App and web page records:
##############################

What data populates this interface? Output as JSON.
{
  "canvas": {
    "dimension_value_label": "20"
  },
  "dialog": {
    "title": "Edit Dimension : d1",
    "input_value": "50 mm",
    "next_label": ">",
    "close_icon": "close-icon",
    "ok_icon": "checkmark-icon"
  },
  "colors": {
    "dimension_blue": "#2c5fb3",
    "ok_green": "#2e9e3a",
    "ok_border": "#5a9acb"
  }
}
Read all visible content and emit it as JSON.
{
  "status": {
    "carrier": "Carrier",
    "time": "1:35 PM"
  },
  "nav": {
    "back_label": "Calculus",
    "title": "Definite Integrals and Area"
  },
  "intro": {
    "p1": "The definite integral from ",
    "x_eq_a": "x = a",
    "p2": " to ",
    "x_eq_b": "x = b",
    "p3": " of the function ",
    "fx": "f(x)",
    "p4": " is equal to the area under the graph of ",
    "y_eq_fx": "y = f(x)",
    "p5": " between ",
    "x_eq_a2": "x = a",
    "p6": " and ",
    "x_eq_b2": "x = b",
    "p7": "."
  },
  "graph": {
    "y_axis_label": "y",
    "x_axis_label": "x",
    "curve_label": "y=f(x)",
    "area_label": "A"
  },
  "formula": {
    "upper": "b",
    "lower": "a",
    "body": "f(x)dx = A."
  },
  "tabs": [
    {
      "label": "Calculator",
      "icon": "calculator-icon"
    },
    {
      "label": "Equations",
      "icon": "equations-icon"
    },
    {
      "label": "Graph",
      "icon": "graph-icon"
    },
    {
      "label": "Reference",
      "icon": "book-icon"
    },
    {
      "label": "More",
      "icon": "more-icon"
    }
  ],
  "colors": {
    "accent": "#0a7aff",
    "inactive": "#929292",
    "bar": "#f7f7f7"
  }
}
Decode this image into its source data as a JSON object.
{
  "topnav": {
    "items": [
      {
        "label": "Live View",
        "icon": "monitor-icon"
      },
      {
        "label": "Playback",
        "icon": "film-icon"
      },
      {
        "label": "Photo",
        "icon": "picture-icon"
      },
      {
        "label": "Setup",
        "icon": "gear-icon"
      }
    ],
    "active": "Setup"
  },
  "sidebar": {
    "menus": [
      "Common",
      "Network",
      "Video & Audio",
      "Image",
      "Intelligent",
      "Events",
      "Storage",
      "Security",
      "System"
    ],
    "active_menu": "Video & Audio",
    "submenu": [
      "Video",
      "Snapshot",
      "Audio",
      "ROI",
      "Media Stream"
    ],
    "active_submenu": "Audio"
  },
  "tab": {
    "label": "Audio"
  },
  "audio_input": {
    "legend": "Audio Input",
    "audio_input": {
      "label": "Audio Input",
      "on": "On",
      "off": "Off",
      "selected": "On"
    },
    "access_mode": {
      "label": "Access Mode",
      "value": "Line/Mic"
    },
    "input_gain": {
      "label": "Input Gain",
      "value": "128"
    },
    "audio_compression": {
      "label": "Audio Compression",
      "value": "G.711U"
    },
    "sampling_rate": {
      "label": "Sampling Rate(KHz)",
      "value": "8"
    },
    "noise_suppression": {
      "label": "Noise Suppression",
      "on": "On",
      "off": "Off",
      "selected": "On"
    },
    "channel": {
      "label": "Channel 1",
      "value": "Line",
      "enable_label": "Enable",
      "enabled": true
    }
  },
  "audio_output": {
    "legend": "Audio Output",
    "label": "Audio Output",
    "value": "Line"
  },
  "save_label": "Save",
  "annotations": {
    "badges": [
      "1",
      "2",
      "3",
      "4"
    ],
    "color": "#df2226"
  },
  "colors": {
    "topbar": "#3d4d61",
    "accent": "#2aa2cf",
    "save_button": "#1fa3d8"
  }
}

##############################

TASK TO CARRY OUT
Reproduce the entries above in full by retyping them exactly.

RESPONSE FOR THIS EXERCISE
What data populates this interface? Output as JSON.
{
  "canvas": {
    "dimension_value_label": "20"
  },
  "dialog": {
    "title": "Edit Dimension : d1",
    "input_value": "50 mm",
    "next_label": ">",
    "close_icon": "close-icon",
    "ok_icon": "checkmark-icon"
  },
  "colors": {
    "dimension_blue": "#2c5fb3",
    "ok_green": "#2e9e3a",
    "ok_border": "#5a9acb"
  }
}
Read all visible content and emit it as JSON.
{
  "status": {
    "carrier": "Carrier",
    "time": "1:35 PM"
  },
  "nav": {
    "back_label": "Calculus",
    "title": "Definite Integrals and Area"
  },
  "intro": {
    "p1": "The definite integral from ",
    "x_eq_a": "x = a",
    "p2": " to ",
    "x_eq_b": "x = b",
    "p3": " of the function ",
    "fx": "f(x)",
    "p4": " is equal to the area under the graph of ",
    "y_eq_fx": "y = f(x)",
    "p5": " between ",
    "x_eq_a2": "x = a",
    "p6": " and ",
    "x_eq_b2": "x = b",
    "p7": "."
  },
  "graph": {
    "y_axis_label": "y",
    "x_axis_label": "x",
    "curve_label": "y=f(x)",
    "area_label": "A"
  },
  "formula": {
    "upper": "b",
    "lower": "a",
    "body": "f(x)dx = A."
  },
  "tabs": [
    {
      "label": "Calculator",
      "icon": "calculator-icon"
    },
    {
      "label": "Equations",
      "icon": "equations-icon"
    },
    {
      "label": "Graph",
      "icon": "graph-icon"
    },
    {
      "label": "Reference",
      "icon": "book-icon"
    },
    {
      "label": "More",
      "icon": "more-icon"
    }
  ],
  "colors": {
    "accent": "#0a7aff",
    "inactive": "#929292",
    "bar": "#f7f7f7"
  }
}
Decode this image into its source data as a JSON object.
{
  "topnav": {
    "items": [
      {
        "label": "Live View",
        "icon": "monitor-icon"
      },
      {
        "label": "Playback",
        "icon": "film-icon"
      },
      {
        "label": "Photo",
        "icon": "picture-icon"
      },
      {
        "label": "Setup",
        "icon": "gear-icon"
      }
    ],
    "active": "Setup"
  },
  "sidebar": {
    "menus": [
      "Common",
      "Network",
      "Video & Audio",
      "Image",
      "Intelligent",
      "Events",
      "Storage",
      "Security",
      "System"
    ],
    "active_menu": "Video & Audio",
    "submenu": [
      "Video",
      "Snapshot",
      "Audio",
      "ROI",
      "Media Stream"
    ],
    "active_submenu": "Audio"
  },
  "tab": {
    "label": "Audio"
  },
  "audio_input": {
    "legend": "Audio Input",
    "audio_input": {
      "label": "Audio Input",
      "on": "On",
      "off": "Off",
      "selected": "On"
    },
    "access_mode": {
      "label": "Access Mode",
      "value": "Line/Mic"
    },
    "input_gain": {
      "label": "Input Gain",
      "value": "128"
    },
    "audio_compression": {
      "label": "Audio Compression",
      "value": "G.711U"
    },
    "sampling_rate": {
      "label": "Sampling Rate(KHz)",
      "value": "8"
    },
    "noise_suppression": {
      "label": "Noise Suppression",
      "on": "On",
      "off": "Off",
      "selected": "On"
    },
    "channel": {
      "label": "Channel 1",
      "value": "Line",
      "enable_label": "Enable",
      "enabled": true
    }
  },
  "audio_output": {
    "legend": "Audio Output",
    "label": "Audio Output",
    "value": "Line"
  },
  "save_label": "Save",
  "annotations": {
    "badges": [
      "1",
      "2",
      "3",
      "4"
    ],
    "color": "#df2226"
  },
  "colors": {
    "topbar": "#3d4d61",
    "accent": "#2aa2cf",
    "save_button": "#1fa3d8"
  }
}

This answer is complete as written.